Author(s): Roger McGough
The hamburger flipped across the face of the bun The Frisbee winning the race against its own shadow The cricket ball dropping for six in front of the church clock On a golden plate, a host of communion wafers The brown contact lens sliding across the blue iris The palming of small change Everyday eclipses. Whether shamelessly offering advice to Bob Dylan or dicing with death in the Alps, Roger McGough's new poems are as vigorous, as funny and as eye-opening as his very best. On the lightning of chance and the threat of violence, killer ducks and alien moths, he brings his unique linguistic pyrotechnics to bear. It is, though, the exuberance and range of his imagination that marks McGough out, as he continues to uncover the universal in the everyday.

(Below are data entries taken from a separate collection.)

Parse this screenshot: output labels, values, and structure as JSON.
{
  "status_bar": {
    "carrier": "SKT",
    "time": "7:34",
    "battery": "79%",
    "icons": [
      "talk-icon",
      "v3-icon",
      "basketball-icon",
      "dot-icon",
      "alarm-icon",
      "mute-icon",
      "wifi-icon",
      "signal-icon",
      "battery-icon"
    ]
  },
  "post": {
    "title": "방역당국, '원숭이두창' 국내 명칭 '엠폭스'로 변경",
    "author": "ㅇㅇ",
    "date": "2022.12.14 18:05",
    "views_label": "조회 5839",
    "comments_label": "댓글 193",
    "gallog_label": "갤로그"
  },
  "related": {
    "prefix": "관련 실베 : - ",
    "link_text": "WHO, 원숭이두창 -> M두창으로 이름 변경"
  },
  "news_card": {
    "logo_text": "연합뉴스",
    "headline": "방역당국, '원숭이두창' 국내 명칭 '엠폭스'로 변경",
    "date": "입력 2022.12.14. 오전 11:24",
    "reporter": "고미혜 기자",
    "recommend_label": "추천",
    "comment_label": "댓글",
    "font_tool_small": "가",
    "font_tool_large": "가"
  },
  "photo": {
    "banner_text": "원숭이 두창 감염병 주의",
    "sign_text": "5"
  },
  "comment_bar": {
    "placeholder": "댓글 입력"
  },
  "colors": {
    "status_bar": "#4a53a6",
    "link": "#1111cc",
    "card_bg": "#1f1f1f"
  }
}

Roger McGough will be 65 in the autumn 2002, an event to be celebrated at the Edinburgh Festival where he is making his 40th consecutive appearance. He was awarded an OBE in 1997, and in 2001 was honoured with the Freedom of the City of Liverpool. He lives in Barnes, south London.